Conducted by research firm Nordicity, the study found that Canada’s video game industry employed 16,500 people in 329 studios across the country in 2012, contributing $2.3 billion to GDP. The study also reported that one quarter of all video game companies in Canada planned to expand by as much as 25 percent in 2013. With 96 studios, Ontario has more than any other province, thanks in part to digital media tax credits offered by Ontario Media Development Corp., and federal tax credit programs.
Vancouver’s creative and digital media community proved a major connection with Chinese businesses in a series of meetings convened in Shanghai in November by the Vancouver Economic Commission.
“The business was so good I lost my voice after eighteen back to back meetings,” said Barry Ward, president of Bardel Entertainment, in a Vancouver press release. “The quality of some of the animation studios I met with here was much higher than I expected. Co-production with Chinese companies means I can build my studios up in Vancouver and make products in China that are also going to be successful in the international market.”
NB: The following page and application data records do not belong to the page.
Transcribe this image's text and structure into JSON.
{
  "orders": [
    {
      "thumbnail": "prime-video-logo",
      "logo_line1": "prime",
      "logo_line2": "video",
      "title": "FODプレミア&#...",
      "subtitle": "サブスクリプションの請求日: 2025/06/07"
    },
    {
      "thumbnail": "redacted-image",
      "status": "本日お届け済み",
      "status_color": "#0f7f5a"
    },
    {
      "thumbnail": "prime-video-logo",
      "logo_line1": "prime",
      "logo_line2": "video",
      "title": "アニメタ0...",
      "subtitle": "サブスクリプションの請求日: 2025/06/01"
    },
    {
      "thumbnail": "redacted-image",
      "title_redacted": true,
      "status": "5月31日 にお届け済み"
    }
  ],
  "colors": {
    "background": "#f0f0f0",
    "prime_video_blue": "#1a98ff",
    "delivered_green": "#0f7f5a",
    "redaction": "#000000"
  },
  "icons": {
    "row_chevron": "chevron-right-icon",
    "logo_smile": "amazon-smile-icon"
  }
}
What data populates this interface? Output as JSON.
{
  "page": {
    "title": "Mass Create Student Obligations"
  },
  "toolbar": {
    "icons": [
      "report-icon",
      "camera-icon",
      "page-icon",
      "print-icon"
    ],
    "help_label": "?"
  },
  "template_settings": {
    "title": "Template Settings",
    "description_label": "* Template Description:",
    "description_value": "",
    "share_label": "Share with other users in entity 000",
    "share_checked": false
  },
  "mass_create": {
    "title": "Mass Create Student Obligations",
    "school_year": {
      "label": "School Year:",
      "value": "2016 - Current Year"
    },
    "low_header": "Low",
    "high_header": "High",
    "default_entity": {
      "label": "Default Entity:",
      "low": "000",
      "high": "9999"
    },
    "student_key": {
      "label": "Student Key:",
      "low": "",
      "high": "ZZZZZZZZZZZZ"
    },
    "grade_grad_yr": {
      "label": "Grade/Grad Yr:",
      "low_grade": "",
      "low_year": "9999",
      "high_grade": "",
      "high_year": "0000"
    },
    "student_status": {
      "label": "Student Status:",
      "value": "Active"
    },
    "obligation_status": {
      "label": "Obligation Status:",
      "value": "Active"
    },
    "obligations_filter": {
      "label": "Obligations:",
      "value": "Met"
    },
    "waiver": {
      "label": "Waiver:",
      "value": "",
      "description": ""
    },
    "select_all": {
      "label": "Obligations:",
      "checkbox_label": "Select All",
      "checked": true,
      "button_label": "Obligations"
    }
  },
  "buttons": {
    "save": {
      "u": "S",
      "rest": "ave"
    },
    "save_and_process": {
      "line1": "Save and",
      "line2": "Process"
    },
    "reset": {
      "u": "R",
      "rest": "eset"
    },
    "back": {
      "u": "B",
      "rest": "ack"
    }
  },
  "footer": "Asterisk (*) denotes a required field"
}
In Montréal in September, Ankama Group, a European leader in multimedia authoring and production, announced the opening of its first North American studio, where it plans to create about 40 jobs over the next three years. Known for its online games DOFUS and WAKFU, the company relies on a transmedia strategy, developing narrative universes that unfold and complement one another over various media, such as video games, animated series, comics and mobile media.
“Here we have found the talent, creativity and innovation that define our group,” said Anthony Roux, the French firm’s co-founder and creative director. “Thanks to the pool of highly specialized workers in the Greater Montréal area, our new studio will be able to develop an entirely new generation of massively multiplayer online games [MMOG] in addition to adapting new graphics engines in the Ankama tradition, blurring the lines between video games and interactive cartoons.”
The Montréal region also boasts other world leaders in the video game industry, such as France’s Ubisoft, Eidos-Square Enix (Japan), and US firms Electronic Arts and Warner Bros.